On Saturday, November 14 I was asked by 580 CFRA News Talk Radio in Ottawa to comment on the attacks in Paris. Many of the details of the attack, including the identities of the perpetrators, were unknown at the time. While the Islamic State had claimed responsibility, it was unclear as to whether the group played a direct or indirect role in the worst attack in France since WWII and possibly the most deadly attack in a Western city after 9/11.
We now know that Abdelhamid Abaaoud, a Belgian national who had fought with ISIS in Syria, masterminded the November 13 attacks that saw nine militants claim the lives of 170 and injure another 368 people. Abaaoud, who grew up in the Molenbeek suburb of Brussels, an area known for terrorist activity, had escaped Belgian authorities in January 2014 after a raid in the city of Verviers resulted in the death of two suspected terrorists. According to an interview with Abaaoud in Dabiq, the Islamic State’s English-language magazine, he and the two deceased had returned to Belgium “to terrorize the crusaders waging war against the Muslims.” While it is not known whether Abaaoud had made it back to the Islamic State in Syria after the raid, as he had claimed in Dabiq, when the Belgian appeared again it was to carry out a sadistic attack on innocent civilians in Paris.
The events of November 13 have changed political calculations, reignited debates and, sadly, resulted in increased public displaces of bigotry. In Canada, the United States and elsewhere in the Western world, politicians have addressed public worries about Syrian refugees after authorities in France found a fake Syrian passport on the body of one of the assailants. Some of these politicians have taken calculated steps to ease these fears, others have played to the worst fringe, spewing hate and misconception. For the later and their constituencies, it should be important to remember that out of the 750,000 refugees that have been resettled in America since 9/11 not one has been arrested on domestic terrorism charges. Refugee policy is not the only issue up for debate, those over Islam have vehemently reemerged, with some arguing that the religion is the problem, while others have aptly pointed out that the situation is much more complex.

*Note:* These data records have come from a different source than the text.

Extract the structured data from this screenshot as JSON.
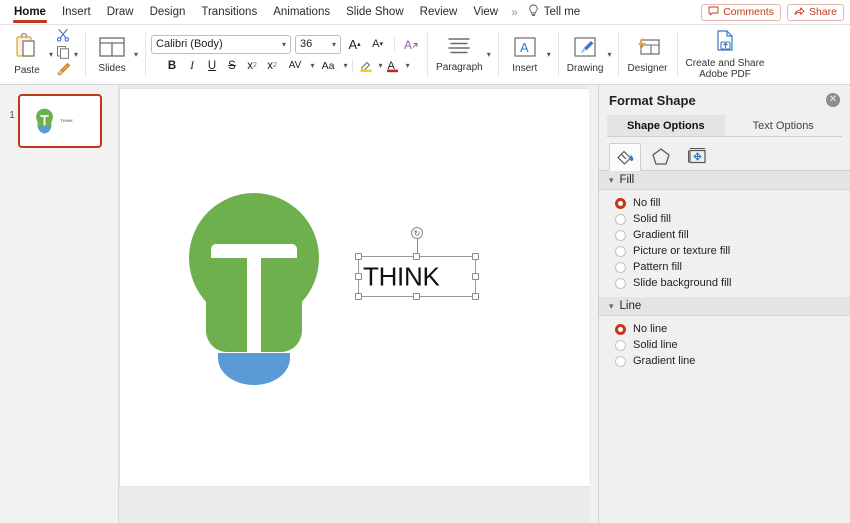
{
  "menubar": {
    "tabs": [
      {
        "label": "Home",
        "active": true
      },
      {
        "label": "Insert",
        "active": false
      },
      {
        "label": "Draw",
        "active": false
      },
      {
        "label": "Design",
        "active": false
      },
      {
        "label": "Transitions",
        "active": false
      },
      {
        "label": "Animations",
        "active": false
      },
      {
        "label": "Slide Show",
        "active": false
      },
      {
        "label": "Review",
        "active": false
      },
      {
        "label": "View",
        "active": false
      }
    ],
    "overflow": "»",
    "tell_me": "Tell me",
    "tell_me_icon": "lightbulb-icon",
    "comments": "Comments",
    "comments_icon": "comment-icon",
    "share": "Share",
    "share_icon": "share-icon",
    "accent_color": "#c0391b"
  },
  "ribbon": {
    "paste": {
      "label": "Paste",
      "icon": "clipboard-icon"
    },
    "cut": {
      "icon": "scissors-icon"
    },
    "copy": {
      "icon": "copy-icon"
    },
    "format_painter": {
      "icon": "format-painter-icon"
    },
    "slides": {
      "label": "Slides",
      "icon": "slide-layout-icon"
    },
    "font": {
      "name": "Calibri (Body)",
      "size": "36",
      "grow_font": "A",
      "shrink_font": "A",
      "clear_formatting": "A",
      "bold": "B",
      "italic": "I",
      "underline": "U",
      "strikethrough": "S",
      "superscript": "x",
      "subscript": "x",
      "character_spacing": "AV",
      "change_case": "Aa",
      "text_highlight": "A",
      "font_color": "A"
    },
    "paragraph": {
      "label": "Paragraph",
      "icon": "align-lines-icon"
    },
    "insert": {
      "label": "Insert",
      "icon": "text-box-icon"
    },
    "drawing": {
      "label": "Drawing",
      "icon": "brush-shape-icon"
    },
    "designer": {
      "label": "Designer",
      "icon": "designer-icon"
    },
    "adobe_pdf": {
      "label_line1": "Create and Share",
      "label_line2": "Adobe PDF",
      "icon": "pdf-upload-icon"
    }
  },
  "thumbnails": {
    "slides": [
      {
        "number": "1",
        "selected": true,
        "text": "THINK"
      }
    ]
  },
  "slide": {
    "shape_bulb": {
      "name": "lightbulb-graphic",
      "green": "#6FB04E",
      "blue": "#5B9BD5"
    },
    "textbox": {
      "text": "THINK",
      "selected": true,
      "rotation_icon": "rotate-icon"
    }
  },
  "format_pane": {
    "title": "Format Shape",
    "close_icon": "close-icon",
    "tabs": [
      {
        "label": "Shape Options",
        "active": true
      },
      {
        "label": "Text Options",
        "active": false
      }
    ],
    "icon_tabs": [
      {
        "name": "fill-bucket-icon",
        "active": true
      },
      {
        "name": "pentagon-effects-icon",
        "active": false
      },
      {
        "name": "size-layout-icon",
        "active": false
      }
    ],
    "sections": [
      {
        "title": "Fill",
        "expanded": true,
        "options": [
          {
            "label": "No fill",
            "selected": true
          },
          {
            "label": "Solid fill",
            "selected": false
          },
          {
            "label": "Gradient fill",
            "selected": false
          },
          {
            "label": "Picture or texture fill",
            "selected": false
          },
          {
            "label": "Pattern fill",
            "selected": false
          },
          {
            "label": "Slide background fill",
            "selected": false
          }
        ]
      },
      {
        "title": "Line",
        "expanded": true,
        "options": [
          {
            "label": "No line",
            "selected": true
          },
          {
            "label": "Solid line",
            "selected": false
          },
          {
            "label": "Gradient line",
            "selected": false
          }
        ]
      }
    ]
  }
}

In the internationally realm Western leaders have been pressed to more thoroughly defend their anti-Islamic State strategy and play a bigger role in the fight. France and Russia have increased cooperation over the skies in Syria, a knee jerk reaction by the government of Francois Hollande. Prime Minister Trudeau of Canada has had to defend his government’s promise to end participation in the bombing mission, though the majority of Canadians want it continued or even expanded. Britain, whose government had previous voted against bombing the Syrian regime, has already launched its first airstrike in Syria, hours after UK lawmakers voted in favor . While much of the media has focused on the air, a debate over what should be done on the ground is of utmost importance.
I briefly addressed these and other issues in my interview with CFRA below.